This column describes the operation of an ideal difference amplifier. First, the input-output relationship for the generic input voltages is derived. Subsequently, the differential mode and common mode voltages are introduced. Then, the difference amplifier driven by the common mode and differential mode input voltages is analyzed. It is shown that an ideal difference amplifier (with no resistance mismatches) eliminates the common mode portion of the input voltage and amplifies only the differential mode portion of the input voltage.

**Difference Amplifier – Generic Input Voltages**

Figure 1 shows a classical difference amplifier circuit with generic input voltages *v _{a} *and

*v*, [1].

_{b}Let’s derive the relationship between the two input voltages and the output voltage. Assuming the ideal operational amplifier model, we have

(1.1a)

(1.1b)

or

(1.2a)

(1.2b)

From Eq. (1.2a) we obtain

(1.3a)

while from Eq. (1.2b) we get

(1.3b)

Substituting Eq. (1.3b) into Eq. (1.3a) we get

(1.4)

or

(1.5)

leading to

(1.6)

which is equivalent to

(1.7)

when

(1.8)

the relationship in Eq. (1.7) becomes

(1.9)

which describes the input-output relationship of the difference amplifier.

**Differential and Common Mode Signaling**

Consider a circuit shown in Figure 2, with the load between nodes *A* and *B* and the two sources sharing node *C* [2].

Writing KVL for the circuit shown produces

(2.1)

or

(2.2)

To make the load voltage, *v _{L}*, equal to the source voltage,

*v*, while retaining both sources, we could simply half the voltage source values as shown in Figure 3.

_{s}Figure 3 also shows the forward current, *I _{D}*, flowing from the sources to the load and return currents of the same value and opposite direction flowing from the load back to the sources.

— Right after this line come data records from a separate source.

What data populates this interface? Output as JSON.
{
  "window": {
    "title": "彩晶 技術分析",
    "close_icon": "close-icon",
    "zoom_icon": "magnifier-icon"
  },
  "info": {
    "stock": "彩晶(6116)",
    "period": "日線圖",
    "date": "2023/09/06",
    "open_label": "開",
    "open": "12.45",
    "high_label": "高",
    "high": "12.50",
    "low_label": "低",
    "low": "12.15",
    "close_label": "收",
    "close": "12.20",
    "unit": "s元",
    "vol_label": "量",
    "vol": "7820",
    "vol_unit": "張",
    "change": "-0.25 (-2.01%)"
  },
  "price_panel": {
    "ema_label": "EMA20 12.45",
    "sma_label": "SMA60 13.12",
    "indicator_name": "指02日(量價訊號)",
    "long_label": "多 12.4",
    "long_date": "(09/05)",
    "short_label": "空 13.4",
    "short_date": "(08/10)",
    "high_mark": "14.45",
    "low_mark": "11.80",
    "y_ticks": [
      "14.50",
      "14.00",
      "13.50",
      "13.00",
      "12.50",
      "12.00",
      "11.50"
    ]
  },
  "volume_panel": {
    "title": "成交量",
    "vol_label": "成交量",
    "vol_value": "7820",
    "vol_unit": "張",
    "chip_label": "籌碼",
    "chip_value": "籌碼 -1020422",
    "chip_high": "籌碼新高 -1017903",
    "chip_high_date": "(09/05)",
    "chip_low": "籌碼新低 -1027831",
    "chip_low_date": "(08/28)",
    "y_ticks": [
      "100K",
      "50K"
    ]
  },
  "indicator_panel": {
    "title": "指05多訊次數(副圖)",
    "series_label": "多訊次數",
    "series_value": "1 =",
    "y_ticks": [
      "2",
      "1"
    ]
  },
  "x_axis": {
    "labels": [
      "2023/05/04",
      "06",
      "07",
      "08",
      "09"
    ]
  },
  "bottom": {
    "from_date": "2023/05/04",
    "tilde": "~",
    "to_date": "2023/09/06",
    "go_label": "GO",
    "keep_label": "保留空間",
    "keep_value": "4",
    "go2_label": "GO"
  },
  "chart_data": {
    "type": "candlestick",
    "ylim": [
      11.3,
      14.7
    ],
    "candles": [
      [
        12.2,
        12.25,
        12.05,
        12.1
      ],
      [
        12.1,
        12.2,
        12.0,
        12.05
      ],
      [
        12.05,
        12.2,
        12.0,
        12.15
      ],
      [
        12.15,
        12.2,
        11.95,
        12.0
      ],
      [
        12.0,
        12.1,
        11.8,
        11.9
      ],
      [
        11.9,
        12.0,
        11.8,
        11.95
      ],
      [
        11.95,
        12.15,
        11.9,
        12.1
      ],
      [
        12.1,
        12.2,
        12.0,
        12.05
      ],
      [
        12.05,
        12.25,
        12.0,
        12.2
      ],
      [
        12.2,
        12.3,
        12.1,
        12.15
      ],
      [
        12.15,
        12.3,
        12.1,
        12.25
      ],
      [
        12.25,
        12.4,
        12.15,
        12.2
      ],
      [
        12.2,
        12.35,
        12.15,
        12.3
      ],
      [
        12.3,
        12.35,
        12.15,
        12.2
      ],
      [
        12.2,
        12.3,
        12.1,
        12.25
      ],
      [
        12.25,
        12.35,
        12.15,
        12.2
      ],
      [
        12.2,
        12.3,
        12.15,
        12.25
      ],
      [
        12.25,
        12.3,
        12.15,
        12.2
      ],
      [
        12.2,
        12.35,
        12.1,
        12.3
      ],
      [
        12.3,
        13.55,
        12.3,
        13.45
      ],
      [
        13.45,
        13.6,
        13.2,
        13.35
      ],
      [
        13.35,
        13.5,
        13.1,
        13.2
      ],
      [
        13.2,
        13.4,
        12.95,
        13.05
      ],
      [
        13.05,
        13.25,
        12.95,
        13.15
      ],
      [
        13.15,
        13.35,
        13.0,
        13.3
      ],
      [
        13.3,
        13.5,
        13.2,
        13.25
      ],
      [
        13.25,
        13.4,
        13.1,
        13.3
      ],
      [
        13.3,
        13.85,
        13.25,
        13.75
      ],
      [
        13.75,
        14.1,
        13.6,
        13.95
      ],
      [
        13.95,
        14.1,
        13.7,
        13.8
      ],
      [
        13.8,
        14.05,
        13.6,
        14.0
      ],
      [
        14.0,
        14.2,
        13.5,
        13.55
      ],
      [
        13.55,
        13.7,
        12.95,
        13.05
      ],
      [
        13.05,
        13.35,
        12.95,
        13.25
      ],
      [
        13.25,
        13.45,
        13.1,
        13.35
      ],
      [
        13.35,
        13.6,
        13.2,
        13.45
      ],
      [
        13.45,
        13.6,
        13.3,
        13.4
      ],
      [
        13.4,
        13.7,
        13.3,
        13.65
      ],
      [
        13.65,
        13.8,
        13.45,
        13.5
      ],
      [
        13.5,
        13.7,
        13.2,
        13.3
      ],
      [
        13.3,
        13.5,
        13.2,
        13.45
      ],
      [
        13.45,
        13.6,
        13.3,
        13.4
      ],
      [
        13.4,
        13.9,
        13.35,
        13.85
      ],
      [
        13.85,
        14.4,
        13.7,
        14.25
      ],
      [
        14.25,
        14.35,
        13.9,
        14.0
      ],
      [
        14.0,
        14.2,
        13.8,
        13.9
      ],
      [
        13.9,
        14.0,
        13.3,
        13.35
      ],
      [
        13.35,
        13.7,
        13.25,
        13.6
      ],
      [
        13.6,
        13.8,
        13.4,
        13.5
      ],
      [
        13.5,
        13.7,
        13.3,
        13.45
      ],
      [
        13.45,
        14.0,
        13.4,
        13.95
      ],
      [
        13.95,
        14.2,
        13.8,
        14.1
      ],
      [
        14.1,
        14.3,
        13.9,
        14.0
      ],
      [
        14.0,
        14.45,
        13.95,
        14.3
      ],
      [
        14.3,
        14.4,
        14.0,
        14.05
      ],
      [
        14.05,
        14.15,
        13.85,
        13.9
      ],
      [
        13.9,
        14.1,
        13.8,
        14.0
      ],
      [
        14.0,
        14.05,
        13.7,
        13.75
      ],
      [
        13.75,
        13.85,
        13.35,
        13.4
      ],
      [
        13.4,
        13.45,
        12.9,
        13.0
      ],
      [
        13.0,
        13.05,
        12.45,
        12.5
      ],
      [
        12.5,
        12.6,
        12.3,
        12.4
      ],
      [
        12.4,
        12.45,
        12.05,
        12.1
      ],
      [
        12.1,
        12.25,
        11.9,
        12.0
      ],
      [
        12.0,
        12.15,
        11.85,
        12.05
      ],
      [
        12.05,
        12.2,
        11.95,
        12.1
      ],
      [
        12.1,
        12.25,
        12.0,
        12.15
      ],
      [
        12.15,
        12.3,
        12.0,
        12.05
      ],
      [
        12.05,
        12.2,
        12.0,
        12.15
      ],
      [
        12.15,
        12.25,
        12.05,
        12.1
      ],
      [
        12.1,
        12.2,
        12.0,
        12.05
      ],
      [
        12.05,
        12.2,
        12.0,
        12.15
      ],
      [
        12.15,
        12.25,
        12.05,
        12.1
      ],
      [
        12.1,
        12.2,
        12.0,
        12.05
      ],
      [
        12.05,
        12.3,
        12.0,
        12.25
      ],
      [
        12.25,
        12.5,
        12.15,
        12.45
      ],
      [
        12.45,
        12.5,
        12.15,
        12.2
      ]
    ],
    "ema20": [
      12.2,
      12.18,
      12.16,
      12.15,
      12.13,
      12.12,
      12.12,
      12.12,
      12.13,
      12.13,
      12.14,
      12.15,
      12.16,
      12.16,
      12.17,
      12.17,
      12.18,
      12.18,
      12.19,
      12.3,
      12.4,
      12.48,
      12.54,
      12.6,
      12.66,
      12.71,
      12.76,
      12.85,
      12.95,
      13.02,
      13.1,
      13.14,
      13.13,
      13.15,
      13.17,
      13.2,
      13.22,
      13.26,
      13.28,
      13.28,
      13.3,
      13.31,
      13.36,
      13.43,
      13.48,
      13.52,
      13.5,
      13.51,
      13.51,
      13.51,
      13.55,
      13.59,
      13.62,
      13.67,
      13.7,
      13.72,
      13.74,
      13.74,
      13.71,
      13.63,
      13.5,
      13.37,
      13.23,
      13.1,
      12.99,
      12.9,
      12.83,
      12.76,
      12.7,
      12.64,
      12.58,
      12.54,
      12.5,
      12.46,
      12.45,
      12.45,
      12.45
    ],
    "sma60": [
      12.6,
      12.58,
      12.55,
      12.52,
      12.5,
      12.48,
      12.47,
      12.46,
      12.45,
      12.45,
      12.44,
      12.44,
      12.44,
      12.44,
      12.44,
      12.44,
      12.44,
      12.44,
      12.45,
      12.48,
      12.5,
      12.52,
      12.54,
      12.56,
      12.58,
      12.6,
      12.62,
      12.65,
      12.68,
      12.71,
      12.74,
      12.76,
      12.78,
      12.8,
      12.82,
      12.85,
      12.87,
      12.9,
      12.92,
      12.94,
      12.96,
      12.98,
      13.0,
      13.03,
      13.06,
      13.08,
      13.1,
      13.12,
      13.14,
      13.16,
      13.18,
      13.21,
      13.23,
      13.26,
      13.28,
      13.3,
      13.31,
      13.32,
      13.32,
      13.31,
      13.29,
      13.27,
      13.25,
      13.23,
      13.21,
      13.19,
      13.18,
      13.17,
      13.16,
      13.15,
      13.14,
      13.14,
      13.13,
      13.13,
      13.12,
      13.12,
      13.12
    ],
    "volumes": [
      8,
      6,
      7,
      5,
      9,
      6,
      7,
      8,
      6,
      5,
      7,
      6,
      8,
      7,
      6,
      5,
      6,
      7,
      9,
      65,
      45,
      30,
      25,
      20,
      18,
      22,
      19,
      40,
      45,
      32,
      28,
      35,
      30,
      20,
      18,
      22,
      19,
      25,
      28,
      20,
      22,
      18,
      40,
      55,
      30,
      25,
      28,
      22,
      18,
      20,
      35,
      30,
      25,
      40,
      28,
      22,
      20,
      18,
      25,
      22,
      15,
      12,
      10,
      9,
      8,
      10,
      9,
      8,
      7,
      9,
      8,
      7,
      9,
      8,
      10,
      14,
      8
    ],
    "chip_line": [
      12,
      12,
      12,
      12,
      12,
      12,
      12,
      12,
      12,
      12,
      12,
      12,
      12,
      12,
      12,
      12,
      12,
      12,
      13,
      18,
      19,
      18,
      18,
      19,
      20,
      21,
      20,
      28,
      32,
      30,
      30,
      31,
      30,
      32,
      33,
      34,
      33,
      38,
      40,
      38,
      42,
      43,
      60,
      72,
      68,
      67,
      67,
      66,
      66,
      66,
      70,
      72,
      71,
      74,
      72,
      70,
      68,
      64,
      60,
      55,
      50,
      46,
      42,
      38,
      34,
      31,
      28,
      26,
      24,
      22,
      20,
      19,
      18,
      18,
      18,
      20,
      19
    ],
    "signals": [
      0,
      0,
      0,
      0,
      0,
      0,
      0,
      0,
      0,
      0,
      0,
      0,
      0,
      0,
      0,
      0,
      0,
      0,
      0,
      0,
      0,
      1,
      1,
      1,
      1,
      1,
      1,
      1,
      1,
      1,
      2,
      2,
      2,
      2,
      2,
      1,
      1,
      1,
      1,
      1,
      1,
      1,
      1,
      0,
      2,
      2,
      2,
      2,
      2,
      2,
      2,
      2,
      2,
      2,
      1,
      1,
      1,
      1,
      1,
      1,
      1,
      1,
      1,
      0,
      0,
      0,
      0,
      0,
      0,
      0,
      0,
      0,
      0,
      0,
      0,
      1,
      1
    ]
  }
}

We refer to this differential mode current to the sources as the differential mode sources.

Circuit 2, shown in Figure 3, is equivalent to the one in Figure 4, where the polarity and value of the lower source have been reversed, and the names of the sources have been changed from *v _{s}* to

*v*to emphasize that these are differential mode sources.

_{dm}Let’s add an additional source, *v _{cm}*, to the circuit between the reference node and node C, as shown in Figure 5.

This common-mode source injects the common-mode current, *I _{C}*, into the forward and return path, as shown in Figure 5.

The voltage at node *A* with respect to the reference node is

(2.3)

while the voltage at node *B* with respect to the reference node is

(2.4)

**3. Difference Amplifier – Differential and Common Mode Input Voltages**

Let’s return to the difference amplifier circuit shown in Figure 1 and replace the generic input voltages *v _{a}* and

*v*with the ones given in Eqs. (2.3) and (2.4). This is shown in Figure 6.

_{b}Let’s substitute Eqs. (2.3) and (2.4) into Eq. (1.4) repeated here as Eq. (3.1)

(3.1)

Thus

(3.2)

or

(3.3)

leading to

(3.4)

or

(3.5)

where *A _{cm}* is the common mode gain and

*A*is the differential mode gain.

_{dm}Equations (3.4) and (3.5) express the output of the difference amplifier in terms of the common mode and differential mode input voltages.

when

(3.6)

we have

(3.7)

Thus, an ideal difference amplifier (with no resistance mismatches) eliminates the common mode portion of the input voltage and amplifies only the differential mode portion of the input voltage.

**References**

- James W. Nilsson and Susan A. Riedel,
*Electric Circuits*, Pearson, 2015. - Bogdan Adamczyk,
*Foundations of Electromagnetic Compatibility with Practical Applications*, Wiley, 2017.